For many people, access to abortion care can be a major challenge. Abortion services are usually only available at select clinics with specialized equipment like ultrasound, often requiring long distances to get there. When medical abortion, or abortion with pills, was introduced in the United States in 2000, it offered a more accessible option for terminating pregnancy.
However, medical abortion was initially highly regulated and could only be performed in person at abortion clinics. The guidelines also required an ultrasound to confirm that the patient was less than 11 weeks pregnant and not ectopic, which means having a pregnancy where the fertilized egg implants outside the uterus and can lead to life-threatening miscarriage.
Due to the pandemic, however, a new screening model has emerged that relies solely on a patient’s medical history to confirm eligibility for medical abortion. This means that patients do not need to undergo an in-person pelvic exam or ultrasound. They can even have their medications shipped after a teleconsultation with a clinician. The United States Food and Drug Administration has also permanently authorized mail-order pharmacies to ship abortion drugs to patients.
As a public health social scientist who has studied abortion safety and access for more than a decade, I wanted to see how this new model of care compared to its predecessor. In our new study, my colleagues and I found that screening a patient for eligibility based on their medical history instead of a physical exam or ultrasound was just as safe and effective as testing and in-person exams.
Data on remote teleconsultations
To compare the safety and effectiveness of these two models of care, my colleagues and I collected data from the medical records of nearly 3,800 patients from 14 clinics across the United States.
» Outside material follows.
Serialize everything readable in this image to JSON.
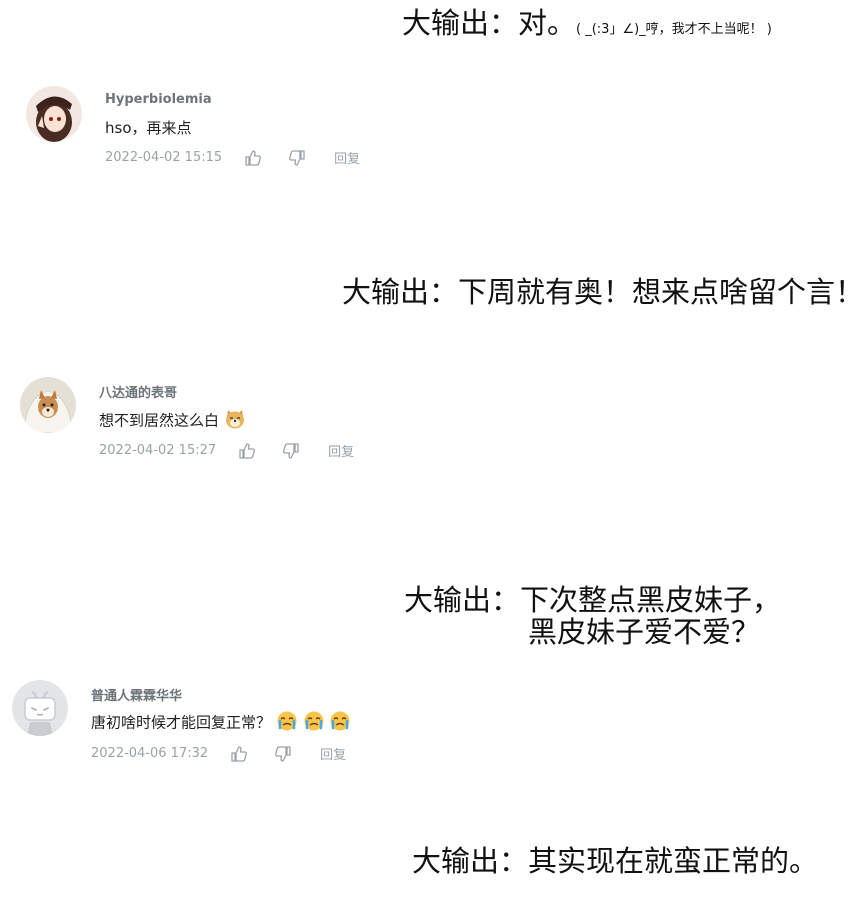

About 66% of patients saw a clinician in person and picked up their medications at the clinic. , while 34% had a remote telehealth visit and received their medications by mail. None of the patients in either group received a screening physical examination or ultrasound.
We looked at the data for any adverse events or problems the patients might have had after taking the abortion pills. Overall, we found that 95% of patients completed their abortion without further intervention. This is comparable to completion rates from previous studies of medical abortion prescribed after ultrasounds and in-person examinations. Only 0.5% of patients experienced a serious adverse event, also comparable to rates previously reported after in-person examinations.
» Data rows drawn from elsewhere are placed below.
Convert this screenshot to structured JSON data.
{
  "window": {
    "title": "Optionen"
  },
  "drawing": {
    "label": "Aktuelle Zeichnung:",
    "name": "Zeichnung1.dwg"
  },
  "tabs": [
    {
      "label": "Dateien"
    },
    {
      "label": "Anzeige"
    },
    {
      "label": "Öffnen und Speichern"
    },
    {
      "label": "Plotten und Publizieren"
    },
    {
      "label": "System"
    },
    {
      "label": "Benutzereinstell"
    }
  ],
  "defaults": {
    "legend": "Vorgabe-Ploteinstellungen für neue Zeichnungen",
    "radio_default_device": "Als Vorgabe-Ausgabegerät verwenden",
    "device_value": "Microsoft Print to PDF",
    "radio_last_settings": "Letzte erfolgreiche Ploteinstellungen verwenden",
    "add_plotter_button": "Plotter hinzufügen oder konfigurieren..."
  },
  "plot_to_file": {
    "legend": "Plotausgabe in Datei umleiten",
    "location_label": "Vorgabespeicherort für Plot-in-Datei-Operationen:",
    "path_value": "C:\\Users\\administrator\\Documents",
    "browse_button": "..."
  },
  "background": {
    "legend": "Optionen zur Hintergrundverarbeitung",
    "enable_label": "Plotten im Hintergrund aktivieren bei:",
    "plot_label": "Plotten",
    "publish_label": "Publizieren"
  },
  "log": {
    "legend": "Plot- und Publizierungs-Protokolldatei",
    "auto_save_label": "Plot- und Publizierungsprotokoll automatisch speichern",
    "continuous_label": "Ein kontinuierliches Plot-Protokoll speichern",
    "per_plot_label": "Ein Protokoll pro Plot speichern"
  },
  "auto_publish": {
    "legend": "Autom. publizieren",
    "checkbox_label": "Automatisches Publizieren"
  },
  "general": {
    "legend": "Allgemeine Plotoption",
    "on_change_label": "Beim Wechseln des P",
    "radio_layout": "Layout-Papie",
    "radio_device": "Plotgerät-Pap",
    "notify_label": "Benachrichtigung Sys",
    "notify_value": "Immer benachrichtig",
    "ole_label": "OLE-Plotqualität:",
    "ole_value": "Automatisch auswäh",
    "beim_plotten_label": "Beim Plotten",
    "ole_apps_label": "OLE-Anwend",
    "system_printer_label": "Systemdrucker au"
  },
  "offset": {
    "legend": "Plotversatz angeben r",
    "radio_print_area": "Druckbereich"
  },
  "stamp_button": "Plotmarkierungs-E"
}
We also found no significant difference in effectiveness or safety between the group who collected their abortion pills in person and those who received them by mail after a telehealth consultation.
Overall, we found that medical abortions performed after reviewing a patient’s medical history are just as safe and effective as those ordered after an in-person pelvic exam and ultrasound.
Expand access to equitable care
With a limited number of clinics and providers, insurance coverage bans, and state-imposed restrictions, people seeking abortions face significant barriers to getting the care they need. These barriers disproportionately affect people of color, low-income groups, and other marginalized people.
If Roe v. Wade is canceled or significantly altered, nearly half of the country will face even more difficulty accessing abortion care.
However, minimizing in-person testing by moving to remote testing could expand access to abortion care to more patients. Because no special equipment like ultrasound machines are needed, more clinicians can write a prescription for the pills. Primary care providers working in rural, low-income, and other marginalized communities could screen for medical abortion and increase equitable access to abortion care.
The American College of Obstetricians and Gynecologists and the National Abortion Federation have already updated their guidelines to reflect that reviewing medical history without an in-person pelvic exam and ultrasound is sufficient to confirm eligibility for medical abortion. .
But it’s important to note that state restrictions prevent the implementation of this new model of care nationwide. Some states legally require ultrasounds, and others require an in-person visit or prohibit telehealth screenings. As the high rates of safety and effectiveness in our study and other studies show, these laws are not based on scientific evidence and medical necessity as they claim.
Although this new model was originally introduced to reduce physical contact during the pandemic, it could help break down barriers to medical abortion and expand access to equitable care for all patients.
[Understand new developments in science, health and technology, each week. Subscribe to The Conversation’s science newsletter.]